(Susan Walsh/AP)

The tradition of rewarding mega-donors and fundraisers with fine ambassadorships goes back scores of years and through many presidencies.

Wednesday’s report that President Obama intends to name major contributor Bruce Heyman to be ambassador to Canada is hardly an exception. He would replace another Chicagoan and major 2008 campaign fundraiser David Jacobson.

Many major contributors, we understand, were called after the election and asked if “they might want to serve” in the administration. Somewhere overseas, perhaps?

But sometimes embassies are straight-up bought before an election, a Loop Fan reminded us after seeing an item on Obama’s selection of Caroline Kennedy for Japan that referred to President Richard M. Nixon’s thoughts on ambassadorial appointments.

There was the delightful case of Ruth Farkas, our reader reminded us, Nixon’s ambassador to Luxembourg. Nixon’s lawyer, Herbert Kalmbach, testified under oath in 1974 that a senior Nixon aide asked him in 1971 to call Farkas, whose husband owned a clothing store chain.

“She is interested in giving $250,000 for Costa Rica,” Kalmbach said the aide told him, according to an account in the New Republic by our colleague Walter Pincus. (That was a huge amount to contribute in those days.)

Kalmbach said he met with Farkas and she had said “words to the following effect: She said, ‘Well, you know, I am interested in Europe, I think, and isn’t $250,000 an awful lot of money for Costa Rica?’ ”
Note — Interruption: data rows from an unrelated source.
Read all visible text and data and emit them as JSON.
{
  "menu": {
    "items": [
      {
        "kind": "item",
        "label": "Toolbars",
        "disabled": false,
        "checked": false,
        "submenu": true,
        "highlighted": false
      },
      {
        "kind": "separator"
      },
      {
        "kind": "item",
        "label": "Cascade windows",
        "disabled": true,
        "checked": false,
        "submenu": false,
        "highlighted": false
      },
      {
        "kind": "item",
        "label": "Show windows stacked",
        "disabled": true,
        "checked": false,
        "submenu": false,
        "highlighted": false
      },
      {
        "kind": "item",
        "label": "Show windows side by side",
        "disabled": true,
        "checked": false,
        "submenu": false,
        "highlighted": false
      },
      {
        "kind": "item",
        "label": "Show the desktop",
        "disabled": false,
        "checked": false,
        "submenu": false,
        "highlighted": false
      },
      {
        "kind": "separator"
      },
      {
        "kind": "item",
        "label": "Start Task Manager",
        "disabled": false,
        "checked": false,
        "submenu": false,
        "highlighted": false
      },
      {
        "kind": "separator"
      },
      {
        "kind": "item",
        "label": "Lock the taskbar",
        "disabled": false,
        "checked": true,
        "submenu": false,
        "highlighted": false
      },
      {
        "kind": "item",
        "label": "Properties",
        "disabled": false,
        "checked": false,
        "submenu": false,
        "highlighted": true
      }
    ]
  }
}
Farkas donated $300,000 to the reelection campaign and ended up in Luxembourg. She may have thought she paid too much for that tiny country, but apparently she did a fine job there.